Dataset rows for apps and sites
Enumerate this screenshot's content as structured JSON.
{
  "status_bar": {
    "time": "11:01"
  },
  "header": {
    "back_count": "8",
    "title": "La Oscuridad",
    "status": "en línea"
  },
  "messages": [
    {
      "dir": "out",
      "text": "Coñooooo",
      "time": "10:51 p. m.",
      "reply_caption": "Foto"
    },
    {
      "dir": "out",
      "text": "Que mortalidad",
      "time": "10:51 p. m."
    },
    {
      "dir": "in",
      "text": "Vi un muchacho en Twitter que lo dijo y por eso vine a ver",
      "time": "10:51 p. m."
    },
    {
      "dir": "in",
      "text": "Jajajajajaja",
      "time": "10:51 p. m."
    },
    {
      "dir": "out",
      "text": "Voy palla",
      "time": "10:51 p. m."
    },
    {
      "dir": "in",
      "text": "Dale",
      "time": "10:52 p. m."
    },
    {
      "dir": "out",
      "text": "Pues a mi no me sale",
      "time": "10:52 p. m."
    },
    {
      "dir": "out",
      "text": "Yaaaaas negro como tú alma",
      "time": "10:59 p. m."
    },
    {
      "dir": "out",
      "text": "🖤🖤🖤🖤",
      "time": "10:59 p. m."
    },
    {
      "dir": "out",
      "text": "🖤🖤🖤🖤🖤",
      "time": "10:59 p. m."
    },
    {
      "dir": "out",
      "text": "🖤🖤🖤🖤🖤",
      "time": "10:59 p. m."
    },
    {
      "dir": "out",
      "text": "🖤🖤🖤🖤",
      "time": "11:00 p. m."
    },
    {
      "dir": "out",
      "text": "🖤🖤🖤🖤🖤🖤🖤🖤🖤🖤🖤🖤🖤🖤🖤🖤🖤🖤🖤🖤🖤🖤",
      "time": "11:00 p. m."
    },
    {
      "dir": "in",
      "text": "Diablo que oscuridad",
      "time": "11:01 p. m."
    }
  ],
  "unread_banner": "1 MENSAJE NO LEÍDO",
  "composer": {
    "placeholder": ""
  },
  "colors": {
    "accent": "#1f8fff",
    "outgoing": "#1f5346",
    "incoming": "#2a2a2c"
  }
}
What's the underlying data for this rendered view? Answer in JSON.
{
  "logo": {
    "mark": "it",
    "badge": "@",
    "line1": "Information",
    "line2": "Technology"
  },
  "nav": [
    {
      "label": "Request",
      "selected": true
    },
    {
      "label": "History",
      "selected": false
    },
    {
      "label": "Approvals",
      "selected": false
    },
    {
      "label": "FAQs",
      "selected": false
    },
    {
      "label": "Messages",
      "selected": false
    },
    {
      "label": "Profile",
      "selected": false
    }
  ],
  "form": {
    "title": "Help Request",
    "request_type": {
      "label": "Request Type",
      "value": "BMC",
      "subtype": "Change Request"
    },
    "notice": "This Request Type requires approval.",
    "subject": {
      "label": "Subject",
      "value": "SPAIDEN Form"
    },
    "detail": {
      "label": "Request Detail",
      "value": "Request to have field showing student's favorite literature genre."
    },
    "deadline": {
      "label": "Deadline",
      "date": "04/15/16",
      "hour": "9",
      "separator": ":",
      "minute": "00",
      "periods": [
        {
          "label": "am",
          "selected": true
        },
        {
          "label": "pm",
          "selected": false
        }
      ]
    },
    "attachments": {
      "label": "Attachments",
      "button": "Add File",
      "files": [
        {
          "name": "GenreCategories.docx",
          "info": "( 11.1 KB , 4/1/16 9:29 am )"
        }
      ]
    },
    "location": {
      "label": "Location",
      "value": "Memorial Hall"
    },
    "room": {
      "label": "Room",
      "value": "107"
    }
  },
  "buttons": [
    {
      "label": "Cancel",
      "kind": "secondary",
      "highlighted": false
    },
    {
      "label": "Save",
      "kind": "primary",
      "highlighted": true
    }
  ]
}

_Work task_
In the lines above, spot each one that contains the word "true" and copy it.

_Task response_
      "selected": true
          "selected": true
      "highlighted": true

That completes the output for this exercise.